── Working data

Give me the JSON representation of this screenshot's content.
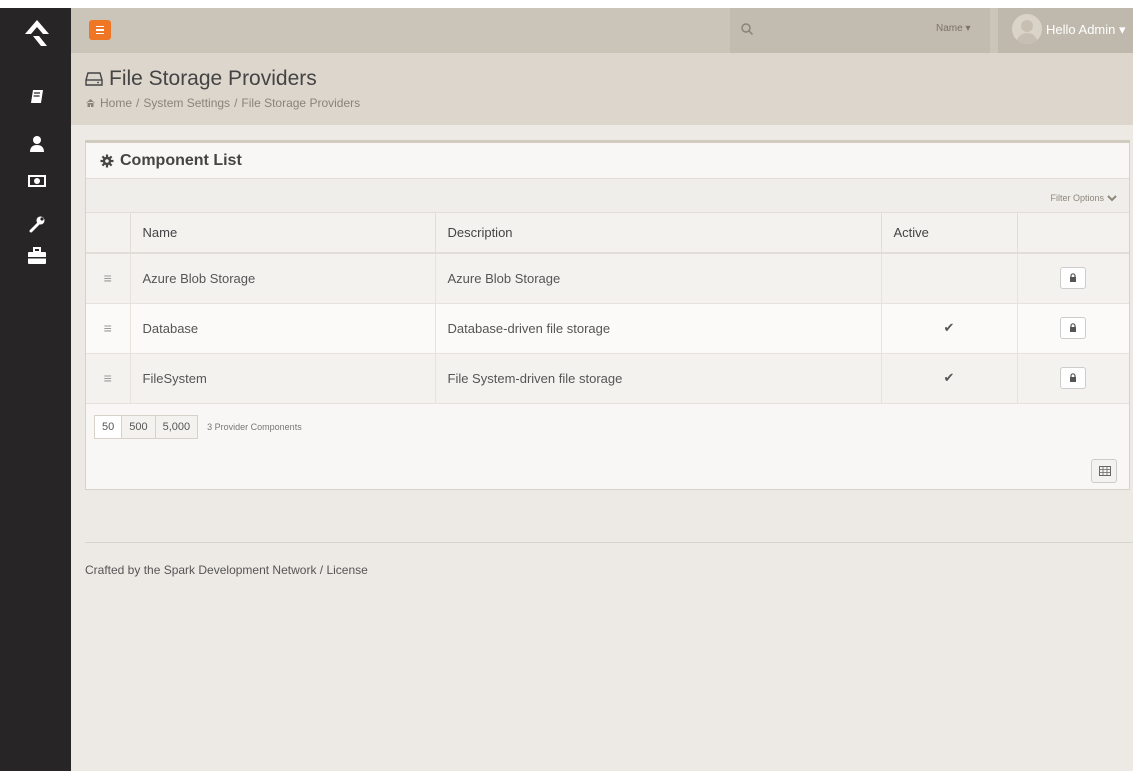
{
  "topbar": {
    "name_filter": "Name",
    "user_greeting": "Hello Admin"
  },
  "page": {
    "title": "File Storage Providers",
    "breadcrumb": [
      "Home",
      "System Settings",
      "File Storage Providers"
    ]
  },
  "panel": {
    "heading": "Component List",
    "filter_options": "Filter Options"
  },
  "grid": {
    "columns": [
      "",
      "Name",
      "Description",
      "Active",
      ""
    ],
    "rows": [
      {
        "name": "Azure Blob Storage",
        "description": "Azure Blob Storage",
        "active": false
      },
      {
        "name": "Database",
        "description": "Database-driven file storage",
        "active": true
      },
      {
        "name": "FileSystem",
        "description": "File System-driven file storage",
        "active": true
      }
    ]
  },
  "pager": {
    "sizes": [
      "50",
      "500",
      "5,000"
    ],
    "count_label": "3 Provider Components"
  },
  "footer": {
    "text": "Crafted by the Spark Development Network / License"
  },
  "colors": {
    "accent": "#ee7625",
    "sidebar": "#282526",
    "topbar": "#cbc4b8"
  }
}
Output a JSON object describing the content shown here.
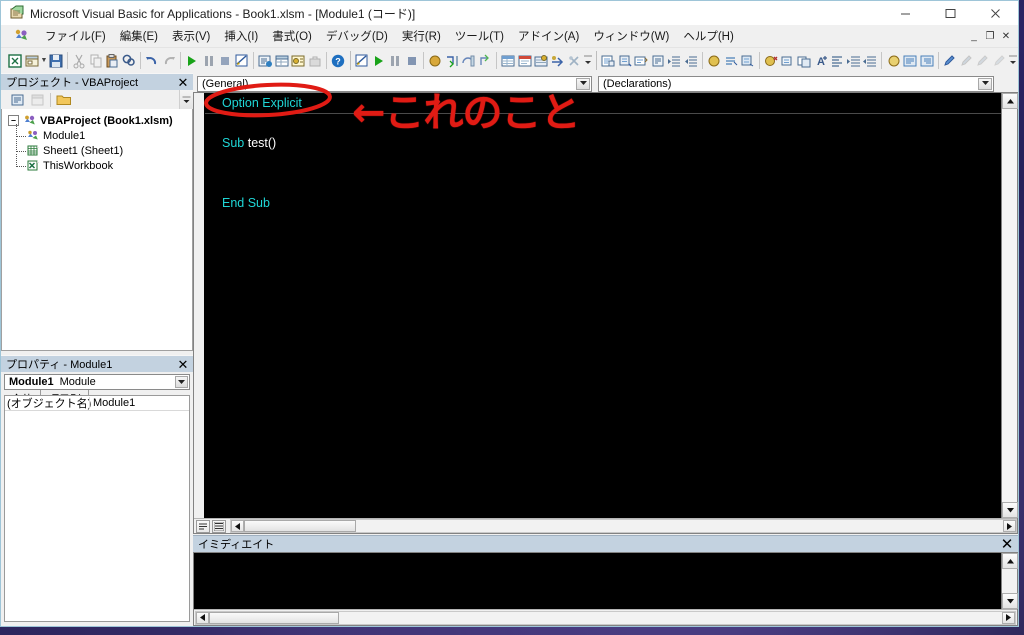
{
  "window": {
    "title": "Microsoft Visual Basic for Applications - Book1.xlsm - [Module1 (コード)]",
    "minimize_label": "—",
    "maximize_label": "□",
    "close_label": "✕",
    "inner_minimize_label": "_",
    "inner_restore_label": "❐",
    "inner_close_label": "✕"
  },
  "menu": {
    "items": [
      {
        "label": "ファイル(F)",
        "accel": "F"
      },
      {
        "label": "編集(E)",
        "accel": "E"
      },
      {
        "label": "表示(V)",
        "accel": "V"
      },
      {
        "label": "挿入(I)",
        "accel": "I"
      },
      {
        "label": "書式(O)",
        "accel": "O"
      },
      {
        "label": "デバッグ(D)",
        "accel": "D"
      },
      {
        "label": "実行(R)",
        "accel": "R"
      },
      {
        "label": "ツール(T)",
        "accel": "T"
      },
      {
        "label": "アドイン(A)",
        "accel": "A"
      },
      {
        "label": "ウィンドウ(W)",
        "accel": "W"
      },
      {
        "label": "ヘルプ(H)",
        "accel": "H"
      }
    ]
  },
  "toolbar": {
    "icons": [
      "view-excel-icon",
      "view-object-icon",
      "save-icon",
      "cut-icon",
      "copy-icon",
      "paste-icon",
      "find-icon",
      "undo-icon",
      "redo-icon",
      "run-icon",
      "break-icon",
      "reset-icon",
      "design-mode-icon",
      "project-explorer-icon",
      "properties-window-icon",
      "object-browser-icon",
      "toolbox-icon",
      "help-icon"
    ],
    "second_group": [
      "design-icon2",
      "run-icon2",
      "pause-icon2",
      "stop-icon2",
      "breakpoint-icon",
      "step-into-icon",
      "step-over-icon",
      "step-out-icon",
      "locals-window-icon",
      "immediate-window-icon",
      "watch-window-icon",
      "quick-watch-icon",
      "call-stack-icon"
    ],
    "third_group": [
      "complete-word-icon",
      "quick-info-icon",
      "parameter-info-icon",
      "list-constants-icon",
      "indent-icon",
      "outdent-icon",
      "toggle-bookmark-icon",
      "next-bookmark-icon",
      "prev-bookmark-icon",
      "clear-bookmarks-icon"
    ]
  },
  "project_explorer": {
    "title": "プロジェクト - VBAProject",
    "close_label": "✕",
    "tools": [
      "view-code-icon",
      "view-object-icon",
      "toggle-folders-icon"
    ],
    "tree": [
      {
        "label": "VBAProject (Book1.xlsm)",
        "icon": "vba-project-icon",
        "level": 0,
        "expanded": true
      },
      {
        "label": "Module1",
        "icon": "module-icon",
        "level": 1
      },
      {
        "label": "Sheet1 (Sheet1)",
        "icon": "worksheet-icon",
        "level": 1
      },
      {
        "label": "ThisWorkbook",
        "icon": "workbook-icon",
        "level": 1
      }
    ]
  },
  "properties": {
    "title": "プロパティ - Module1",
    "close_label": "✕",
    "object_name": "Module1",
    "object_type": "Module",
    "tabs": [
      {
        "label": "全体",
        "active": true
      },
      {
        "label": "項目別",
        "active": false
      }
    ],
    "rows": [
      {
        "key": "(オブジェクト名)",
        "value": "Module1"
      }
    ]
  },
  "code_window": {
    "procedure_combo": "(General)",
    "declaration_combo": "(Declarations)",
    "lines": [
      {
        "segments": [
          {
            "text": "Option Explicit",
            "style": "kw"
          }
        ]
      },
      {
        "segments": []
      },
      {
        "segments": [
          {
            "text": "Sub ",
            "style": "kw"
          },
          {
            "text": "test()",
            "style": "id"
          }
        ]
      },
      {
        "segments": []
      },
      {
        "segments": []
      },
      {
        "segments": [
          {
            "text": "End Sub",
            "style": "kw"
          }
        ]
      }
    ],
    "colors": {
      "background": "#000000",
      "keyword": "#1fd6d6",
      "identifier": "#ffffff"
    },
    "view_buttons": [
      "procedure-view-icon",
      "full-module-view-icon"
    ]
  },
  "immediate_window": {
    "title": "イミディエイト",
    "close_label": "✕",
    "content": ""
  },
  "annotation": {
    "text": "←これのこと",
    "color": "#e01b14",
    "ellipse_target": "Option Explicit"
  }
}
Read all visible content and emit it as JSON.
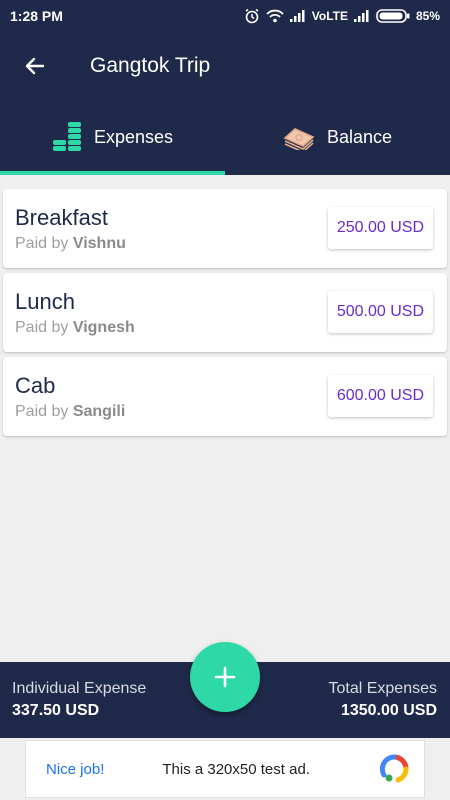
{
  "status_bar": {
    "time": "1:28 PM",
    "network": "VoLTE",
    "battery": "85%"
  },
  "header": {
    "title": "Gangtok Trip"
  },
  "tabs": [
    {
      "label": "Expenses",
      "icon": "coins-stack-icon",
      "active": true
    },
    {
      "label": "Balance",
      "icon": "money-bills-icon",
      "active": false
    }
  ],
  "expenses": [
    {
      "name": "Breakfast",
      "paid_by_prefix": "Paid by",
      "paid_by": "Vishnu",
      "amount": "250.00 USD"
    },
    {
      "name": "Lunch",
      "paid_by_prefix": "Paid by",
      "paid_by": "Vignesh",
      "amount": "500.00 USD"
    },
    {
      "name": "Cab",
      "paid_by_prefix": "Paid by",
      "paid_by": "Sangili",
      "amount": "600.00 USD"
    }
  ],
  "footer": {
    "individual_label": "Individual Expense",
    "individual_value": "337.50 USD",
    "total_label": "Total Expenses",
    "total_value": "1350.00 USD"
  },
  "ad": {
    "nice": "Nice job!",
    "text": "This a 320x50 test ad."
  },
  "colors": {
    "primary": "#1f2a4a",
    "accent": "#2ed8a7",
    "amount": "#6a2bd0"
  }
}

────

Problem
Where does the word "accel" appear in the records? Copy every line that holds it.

Your solution
        "accel": "F"
        "accel": "E"
        "accel": "V"
        "accel": "I"
        "accel": "O"
        "accel": "D"
        "accel": "R"
        "accel": "T"
        "accel": "A"
        "accel": "W"
        "accel": "H"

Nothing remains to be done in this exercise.